> **Assignment**: Reproduce all the records word for word. Omit images.

Interface dataset entries:
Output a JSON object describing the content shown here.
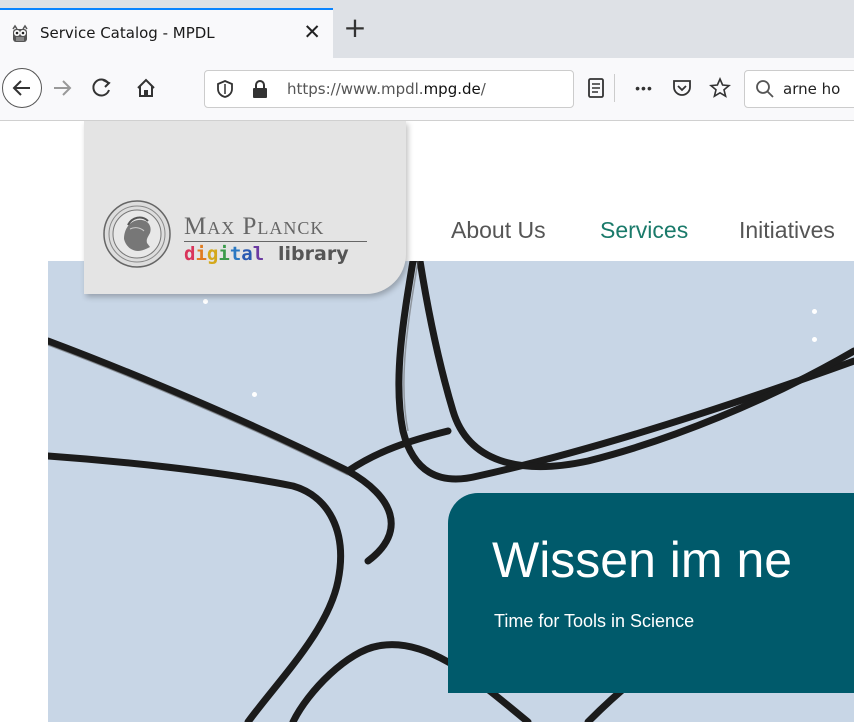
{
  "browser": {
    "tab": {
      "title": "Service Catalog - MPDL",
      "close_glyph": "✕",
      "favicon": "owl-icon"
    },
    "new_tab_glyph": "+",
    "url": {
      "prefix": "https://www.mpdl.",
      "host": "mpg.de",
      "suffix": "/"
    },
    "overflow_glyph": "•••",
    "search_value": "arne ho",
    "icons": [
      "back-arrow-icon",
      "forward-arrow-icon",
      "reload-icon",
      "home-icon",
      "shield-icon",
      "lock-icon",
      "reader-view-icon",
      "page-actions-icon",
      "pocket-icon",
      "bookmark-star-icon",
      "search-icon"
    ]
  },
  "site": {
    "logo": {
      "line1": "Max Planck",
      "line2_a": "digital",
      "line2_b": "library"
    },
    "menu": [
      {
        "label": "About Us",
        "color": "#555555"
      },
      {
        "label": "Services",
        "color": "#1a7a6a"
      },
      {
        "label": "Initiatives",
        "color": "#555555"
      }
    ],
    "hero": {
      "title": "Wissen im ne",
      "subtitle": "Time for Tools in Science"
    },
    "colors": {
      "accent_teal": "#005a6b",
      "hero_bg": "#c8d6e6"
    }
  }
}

> **Solved problem**:
Output a JSON object describing the content shown here.
{
  "browser": {
    "tab": {
      "title": "Service Catalog - MPDL",
      "close_glyph": "✕",
      "favicon": "owl-icon"
    },
    "new_tab_glyph": "+",
    "url": {
      "prefix": "https://www.mpdl.",
      "host": "mpg.de",
      "suffix": "/"
    },
    "overflow_glyph": "•••",
    "search_value": "arne ho",
    "icons": [
      "back-arrow-icon",
      "forward-arrow-icon",
      "reload-icon",
      "home-icon",
      "shield-icon",
      "lock-icon",
      "reader-view-icon",
      "page-actions-icon",
      "pocket-icon",
      "bookmark-star-icon",
      "search-icon"
    ]
  },
  "site": {
    "logo": {
      "line1": "Max Planck",
      "line2_a": "digital",
      "line2_b": "library"
    },
    "menu": [
      {
        "label": "About Us",
        "color": "#555555"
      },
      {
        "label": "Services",
        "color": "#1a7a6a"
      },
      {
        "label": "Initiatives",
        "color": "#555555"
      }
    ],
    "hero": {
      "title": "Wissen im ne",
      "subtitle": "Time for Tools in Science"
    },
    "colors": {
      "accent_teal": "#005a6b",
      "hero_bg": "#c8d6e6"
    }
  }
}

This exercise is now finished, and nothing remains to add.